A little more trivia for you, the cost of building this kit was $5,000. In 1967 $5,000 was unheard for any type of prize. Plus the additional model kits that the kid won. At least the kid got to keep all the model kits as he watched his beloved capsule given away. There were numerous glitches along the way in production. At the last minute McDonald Douglas said they would not provide the capsule. However, after seeing all the press etc, they some how found a way to complete the project and deliver to the museum.
I would be interested in hearing any further information on this if the museum has the name of the winner etc.
I realize this does not answer your number one question of WHO the big winner is, hopefully, you will find some of this info helpful.
Also, it made Howard’s day when I called him and asked about this. He said in all the years after this contest, not one person ever called him about it again. He was astounded that now 40+ years later that people are interested.
Please keep me advised if you are able to find the winner etc.”
Now let’s look at a couple of things. While the contest mentions how great it would be to donate it to a town or park – in no way does it stipulate you have to. I imagine such vague wordings wouldn’t fly in a contest today. I can say that in no way would I have given up my own genuine 19 foot rocket replica.

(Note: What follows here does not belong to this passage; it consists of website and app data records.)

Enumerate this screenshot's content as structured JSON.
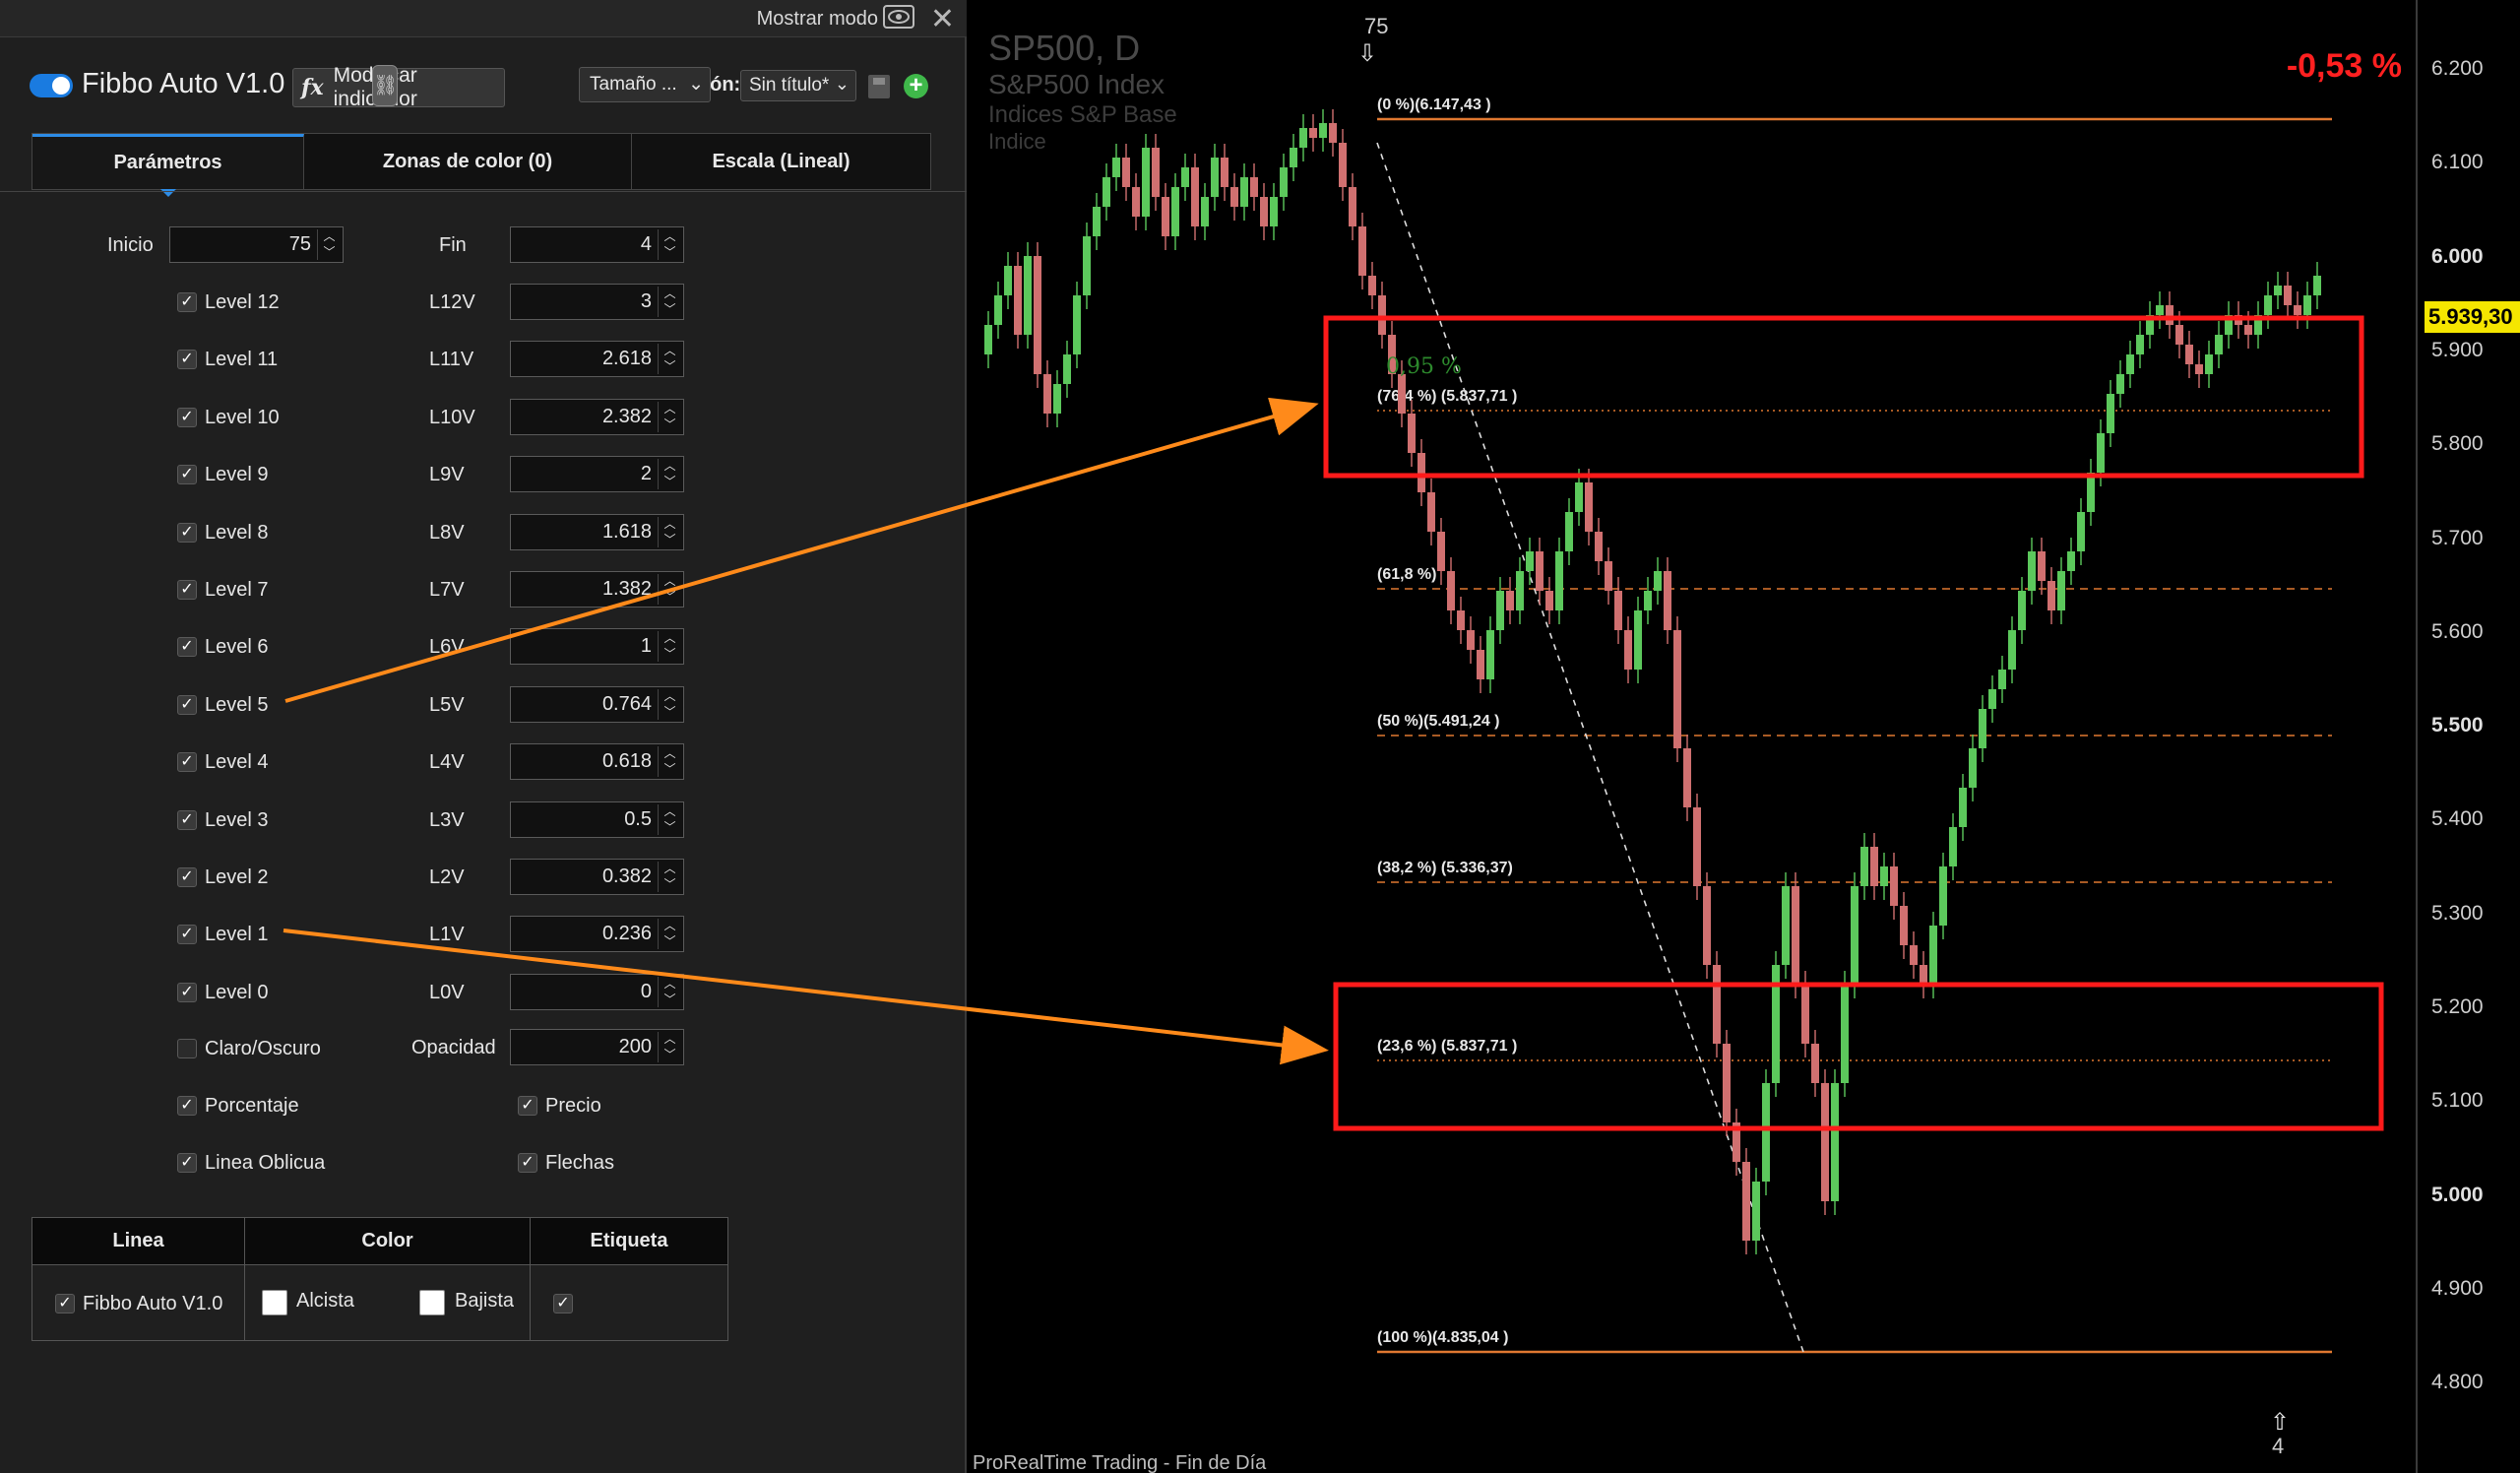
{
  "panel": {
    "header_mode_label": "Mostrar modo",
    "indicator_title": "Fibbo Auto V1.0",
    "modify_button_label": "Modificar indicador",
    "fx_symbol": "fx",
    "config_label": "Configuración:",
    "config_value": "Sin título*",
    "tabs": [
      {
        "label": "Parámetros",
        "active": true
      },
      {
        "label": "Zonas de color (0)",
        "active": false
      },
      {
        "label": "Escala (Lineal)",
        "active": false
      }
    ],
    "inicio_label": "Inicio",
    "inicio_value": "75",
    "fin_label": "Fin",
    "fin_value": "4",
    "levels": [
      {
        "label": "Level 12",
        "checked": true,
        "value_label": "L12V",
        "value": "3"
      },
      {
        "label": "Level 11",
        "checked": true,
        "value_label": "L11V",
        "value": "2.618"
      },
      {
        "label": "Level 10",
        "checked": true,
        "value_label": "L10V",
        "value": "2.382"
      },
      {
        "label": "Level 9",
        "checked": true,
        "value_label": "L9V",
        "value": "2"
      },
      {
        "label": "Level 8",
        "checked": true,
        "value_label": "L8V",
        "value": "1.618"
      },
      {
        "label": "Level 7",
        "checked": true,
        "value_label": "L7V",
        "value": "1.382"
      },
      {
        "label": "Level 6",
        "checked": true,
        "value_label": "L6V",
        "value": "1"
      },
      {
        "label": "Level 5",
        "checked": true,
        "value_label": "L5V",
        "value": "0.764"
      },
      {
        "label": "Level 4",
        "checked": true,
        "value_label": "L4V",
        "value": "0.618"
      },
      {
        "label": "Level 3",
        "checked": true,
        "value_label": "L3V",
        "value": "0.5"
      },
      {
        "label": "Level 2",
        "checked": true,
        "value_label": "L2V",
        "value": "0.382"
      },
      {
        "label": "Level 1",
        "checked": true,
        "value_label": "L1V",
        "value": "0.236"
      },
      {
        "label": "Level 0",
        "checked": true,
        "value_label": "L0V",
        "value": "0"
      }
    ],
    "claro_label": "Claro/Oscuro",
    "claro_checked": false,
    "opacidad_label": "Opacidad",
    "opacidad_value": "200",
    "porcentaje_label": "Porcentaje",
    "precio_label": "Precio",
    "linea_oblicua_label": "Linea Oblicua",
    "flechas_label": "Flechas",
    "line_table": {
      "headers": [
        "Linea",
        "Color",
        "Etiqueta"
      ],
      "line_name": "Fibbo Auto V1.0",
      "alcista_label": "Alcista",
      "bajista_label": "Bajista",
      "size_label": "Tamaño ..."
    }
  },
  "chart": {
    "symbol_title": "SP500, D",
    "symbol_name": "S&P500 Index",
    "market": "Indices S&P Base",
    "type": "Indice",
    "change_pct": "-0,53 %",
    "side_pct": "0,95 %",
    "last_price": "5.939,30",
    "bar_start_label": "75",
    "bar_end_label": "4",
    "footer": "ProRealTime Trading - Fin de Día",
    "colors": {
      "up": "#5cc85c",
      "down": "#d07070",
      "fib_line": "#e07830",
      "highlight": "#ff1a1a",
      "arrow": "#ff8a1a"
    },
    "price_ticks": [
      {
        "label": "6.200",
        "bold": false
      },
      {
        "label": "6.100",
        "bold": false
      },
      {
        "label": "6.000",
        "bold": true
      },
      {
        "label": "5.900",
        "bold": false
      },
      {
        "label": "5.800",
        "bold": false
      },
      {
        "label": "5.700",
        "bold": false
      },
      {
        "label": "5.600",
        "bold": false
      },
      {
        "label": "5.500",
        "bold": true
      },
      {
        "label": "5.400",
        "bold": false
      },
      {
        "label": "5.300",
        "bold": false
      },
      {
        "label": "5.200",
        "bold": false
      },
      {
        "label": "5.100",
        "bold": false
      },
      {
        "label": "5.000",
        "bold": true
      },
      {
        "label": "4.900",
        "bold": false
      },
      {
        "label": "4.800",
        "bold": false
      }
    ],
    "fib_levels": [
      {
        "label": "(0 %)(6.147,43 )",
        "style": "solid"
      },
      {
        "label": "(76,4 %)  (5.837,71 )",
        "style": "dotted"
      },
      {
        "label": "(61,8 %)",
        "style": "dashed"
      },
      {
        "label": "(50 %)(5.491,24 )",
        "style": "dashed"
      },
      {
        "label": "(38,2 %)  (5.336,37)",
        "style": "dashed"
      },
      {
        "label": "(23,6 %)  (5.837,71 )",
        "style": "dotted"
      },
      {
        "label": "(100 %)(4.835,04 )",
        "style": "solid"
      }
    ]
  }
}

I would file the paperwork and make myself a non-profit. Rent space for a month that I could showcase this rocket to the town (maybe even in front of town hall). Upon receiving the rocket I would donate it to my non-profit, which would then display it in the town. After the display agreement ended – or one month or rental was over the non-profit would go out of business. The owners would split up the assets (myself and the asset of one rocket replica) amongst themselves. Otherwise what do you have? The vox guitar strumming, no rocket replica having, model building blues – that’s what you have.